[[ GIVEN ENTRIES open ]]

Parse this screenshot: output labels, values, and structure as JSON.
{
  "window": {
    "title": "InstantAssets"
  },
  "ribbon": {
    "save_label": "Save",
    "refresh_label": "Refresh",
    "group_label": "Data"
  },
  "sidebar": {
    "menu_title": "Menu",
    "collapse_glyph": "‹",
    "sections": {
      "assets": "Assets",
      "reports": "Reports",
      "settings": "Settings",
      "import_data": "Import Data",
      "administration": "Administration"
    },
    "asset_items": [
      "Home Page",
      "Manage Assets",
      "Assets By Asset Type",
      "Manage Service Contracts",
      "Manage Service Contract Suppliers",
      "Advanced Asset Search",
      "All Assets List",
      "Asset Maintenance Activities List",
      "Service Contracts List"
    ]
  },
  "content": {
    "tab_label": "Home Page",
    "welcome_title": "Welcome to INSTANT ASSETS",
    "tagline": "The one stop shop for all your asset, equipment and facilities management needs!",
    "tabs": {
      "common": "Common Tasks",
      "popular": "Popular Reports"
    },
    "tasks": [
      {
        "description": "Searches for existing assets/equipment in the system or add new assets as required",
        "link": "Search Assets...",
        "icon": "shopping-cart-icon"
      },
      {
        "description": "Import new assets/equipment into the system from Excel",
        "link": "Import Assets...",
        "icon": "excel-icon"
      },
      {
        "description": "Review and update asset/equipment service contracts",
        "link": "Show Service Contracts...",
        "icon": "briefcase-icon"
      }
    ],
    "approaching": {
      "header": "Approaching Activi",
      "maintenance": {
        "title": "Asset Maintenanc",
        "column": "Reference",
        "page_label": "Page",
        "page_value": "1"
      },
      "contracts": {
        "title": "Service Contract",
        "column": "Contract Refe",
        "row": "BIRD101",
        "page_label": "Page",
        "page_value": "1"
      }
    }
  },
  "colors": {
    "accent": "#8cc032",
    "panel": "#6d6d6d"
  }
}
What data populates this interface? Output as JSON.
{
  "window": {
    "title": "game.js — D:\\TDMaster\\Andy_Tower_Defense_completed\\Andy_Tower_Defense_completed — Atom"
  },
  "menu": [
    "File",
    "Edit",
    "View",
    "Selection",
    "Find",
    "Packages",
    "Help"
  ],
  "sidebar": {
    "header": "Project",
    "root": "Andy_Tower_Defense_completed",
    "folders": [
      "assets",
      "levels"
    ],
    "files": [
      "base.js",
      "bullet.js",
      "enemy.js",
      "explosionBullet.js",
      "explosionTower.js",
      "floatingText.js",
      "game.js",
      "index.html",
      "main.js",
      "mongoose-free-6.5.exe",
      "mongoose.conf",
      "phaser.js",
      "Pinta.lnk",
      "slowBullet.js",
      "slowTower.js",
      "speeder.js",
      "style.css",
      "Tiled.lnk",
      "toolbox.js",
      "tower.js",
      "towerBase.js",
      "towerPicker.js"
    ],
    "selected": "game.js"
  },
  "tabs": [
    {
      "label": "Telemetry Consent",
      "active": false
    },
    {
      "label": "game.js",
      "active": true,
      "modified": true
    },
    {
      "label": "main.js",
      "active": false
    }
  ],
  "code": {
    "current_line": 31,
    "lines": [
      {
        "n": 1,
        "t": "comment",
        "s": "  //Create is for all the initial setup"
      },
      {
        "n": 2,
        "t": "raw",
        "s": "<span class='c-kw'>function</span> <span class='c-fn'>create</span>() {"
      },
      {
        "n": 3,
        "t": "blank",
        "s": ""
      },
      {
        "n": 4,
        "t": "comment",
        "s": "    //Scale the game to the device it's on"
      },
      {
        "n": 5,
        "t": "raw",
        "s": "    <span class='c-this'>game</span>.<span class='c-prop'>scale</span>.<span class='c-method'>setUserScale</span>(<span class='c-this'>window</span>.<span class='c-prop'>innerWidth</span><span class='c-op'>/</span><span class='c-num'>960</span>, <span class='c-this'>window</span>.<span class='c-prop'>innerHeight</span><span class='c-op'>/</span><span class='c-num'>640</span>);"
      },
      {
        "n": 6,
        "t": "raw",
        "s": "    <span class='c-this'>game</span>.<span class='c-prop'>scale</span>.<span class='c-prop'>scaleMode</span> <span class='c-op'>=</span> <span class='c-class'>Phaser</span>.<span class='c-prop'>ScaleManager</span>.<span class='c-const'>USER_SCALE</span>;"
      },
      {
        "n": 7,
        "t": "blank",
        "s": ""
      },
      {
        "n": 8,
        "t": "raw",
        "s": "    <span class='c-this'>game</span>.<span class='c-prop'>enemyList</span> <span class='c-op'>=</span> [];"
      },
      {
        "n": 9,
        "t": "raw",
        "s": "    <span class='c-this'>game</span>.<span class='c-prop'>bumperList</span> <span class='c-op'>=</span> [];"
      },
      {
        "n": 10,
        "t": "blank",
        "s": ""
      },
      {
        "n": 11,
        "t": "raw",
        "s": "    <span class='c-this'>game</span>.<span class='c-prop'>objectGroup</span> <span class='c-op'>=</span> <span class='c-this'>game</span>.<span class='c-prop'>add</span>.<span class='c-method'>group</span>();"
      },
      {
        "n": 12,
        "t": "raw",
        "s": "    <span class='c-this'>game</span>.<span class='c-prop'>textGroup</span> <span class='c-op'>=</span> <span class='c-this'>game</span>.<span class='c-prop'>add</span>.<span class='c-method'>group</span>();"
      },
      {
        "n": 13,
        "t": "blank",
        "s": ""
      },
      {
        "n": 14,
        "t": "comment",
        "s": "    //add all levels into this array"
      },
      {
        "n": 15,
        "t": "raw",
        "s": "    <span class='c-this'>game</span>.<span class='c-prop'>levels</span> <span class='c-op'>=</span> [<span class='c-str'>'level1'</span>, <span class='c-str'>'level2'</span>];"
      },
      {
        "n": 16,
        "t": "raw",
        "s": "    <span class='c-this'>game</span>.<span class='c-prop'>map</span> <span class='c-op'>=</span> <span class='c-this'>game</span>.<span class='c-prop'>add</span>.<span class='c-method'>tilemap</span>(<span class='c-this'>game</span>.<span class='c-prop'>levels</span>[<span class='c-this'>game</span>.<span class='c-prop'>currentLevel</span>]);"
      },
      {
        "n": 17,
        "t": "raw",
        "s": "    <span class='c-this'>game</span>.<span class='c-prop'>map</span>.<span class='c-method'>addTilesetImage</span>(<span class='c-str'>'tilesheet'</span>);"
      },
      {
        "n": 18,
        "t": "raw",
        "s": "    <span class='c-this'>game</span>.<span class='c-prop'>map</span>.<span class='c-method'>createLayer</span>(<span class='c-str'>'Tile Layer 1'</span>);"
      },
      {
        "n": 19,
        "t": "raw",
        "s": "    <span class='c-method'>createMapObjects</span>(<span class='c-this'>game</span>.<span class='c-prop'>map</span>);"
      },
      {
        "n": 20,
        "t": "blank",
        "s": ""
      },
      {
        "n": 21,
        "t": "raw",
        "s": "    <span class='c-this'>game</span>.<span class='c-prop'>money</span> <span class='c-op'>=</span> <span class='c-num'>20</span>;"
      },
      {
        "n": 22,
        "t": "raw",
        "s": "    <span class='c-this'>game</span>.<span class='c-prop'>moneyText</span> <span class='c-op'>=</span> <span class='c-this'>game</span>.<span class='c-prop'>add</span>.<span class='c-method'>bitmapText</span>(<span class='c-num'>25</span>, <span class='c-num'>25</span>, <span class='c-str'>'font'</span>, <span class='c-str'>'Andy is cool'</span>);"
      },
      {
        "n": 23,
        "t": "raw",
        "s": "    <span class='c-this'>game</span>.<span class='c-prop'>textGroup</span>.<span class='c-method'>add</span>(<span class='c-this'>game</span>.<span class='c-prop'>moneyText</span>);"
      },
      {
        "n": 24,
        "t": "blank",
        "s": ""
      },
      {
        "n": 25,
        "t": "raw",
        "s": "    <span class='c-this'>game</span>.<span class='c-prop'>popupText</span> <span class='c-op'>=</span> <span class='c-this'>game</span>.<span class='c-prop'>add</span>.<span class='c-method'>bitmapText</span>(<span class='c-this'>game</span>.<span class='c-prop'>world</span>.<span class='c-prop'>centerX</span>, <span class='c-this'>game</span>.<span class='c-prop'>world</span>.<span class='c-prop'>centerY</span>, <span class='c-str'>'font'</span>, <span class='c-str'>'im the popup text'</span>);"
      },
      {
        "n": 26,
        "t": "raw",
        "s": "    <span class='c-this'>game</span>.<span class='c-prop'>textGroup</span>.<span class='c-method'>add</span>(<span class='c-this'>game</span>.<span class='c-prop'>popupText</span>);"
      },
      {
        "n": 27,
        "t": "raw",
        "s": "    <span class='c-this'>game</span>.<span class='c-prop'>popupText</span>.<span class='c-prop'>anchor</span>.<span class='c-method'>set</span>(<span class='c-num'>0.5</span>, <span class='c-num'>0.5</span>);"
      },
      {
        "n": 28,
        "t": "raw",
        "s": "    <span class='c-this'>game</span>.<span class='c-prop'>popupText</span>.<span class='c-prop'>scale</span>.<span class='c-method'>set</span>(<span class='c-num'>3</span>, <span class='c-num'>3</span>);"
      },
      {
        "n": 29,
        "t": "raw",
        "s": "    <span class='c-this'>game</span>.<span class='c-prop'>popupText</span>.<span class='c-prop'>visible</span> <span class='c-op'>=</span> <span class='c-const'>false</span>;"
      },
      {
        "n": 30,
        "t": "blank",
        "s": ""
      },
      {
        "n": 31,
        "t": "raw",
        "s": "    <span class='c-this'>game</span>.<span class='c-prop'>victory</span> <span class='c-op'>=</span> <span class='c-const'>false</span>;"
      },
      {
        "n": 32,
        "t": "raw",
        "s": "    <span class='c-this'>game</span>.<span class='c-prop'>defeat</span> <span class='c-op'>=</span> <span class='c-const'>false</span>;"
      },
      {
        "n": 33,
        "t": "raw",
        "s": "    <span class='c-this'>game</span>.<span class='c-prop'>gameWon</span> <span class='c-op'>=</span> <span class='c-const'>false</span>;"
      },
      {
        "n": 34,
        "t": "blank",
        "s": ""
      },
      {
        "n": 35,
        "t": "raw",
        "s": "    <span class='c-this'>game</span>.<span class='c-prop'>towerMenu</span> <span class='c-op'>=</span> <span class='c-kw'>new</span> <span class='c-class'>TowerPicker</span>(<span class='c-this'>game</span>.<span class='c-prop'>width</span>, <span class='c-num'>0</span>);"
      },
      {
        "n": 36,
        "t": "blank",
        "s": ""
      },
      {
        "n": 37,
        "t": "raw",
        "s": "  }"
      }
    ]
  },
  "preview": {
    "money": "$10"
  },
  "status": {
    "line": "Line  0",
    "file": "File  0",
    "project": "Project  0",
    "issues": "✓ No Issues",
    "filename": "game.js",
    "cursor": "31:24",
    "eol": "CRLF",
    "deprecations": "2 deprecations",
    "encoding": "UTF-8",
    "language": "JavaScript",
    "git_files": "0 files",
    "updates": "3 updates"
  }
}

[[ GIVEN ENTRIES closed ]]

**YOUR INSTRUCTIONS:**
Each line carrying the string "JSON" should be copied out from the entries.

**PROBLEM SOLUTION:**
Parse this screenshot: output labels, values, and structure as JSON.
What data populates this interface? Output as JSON.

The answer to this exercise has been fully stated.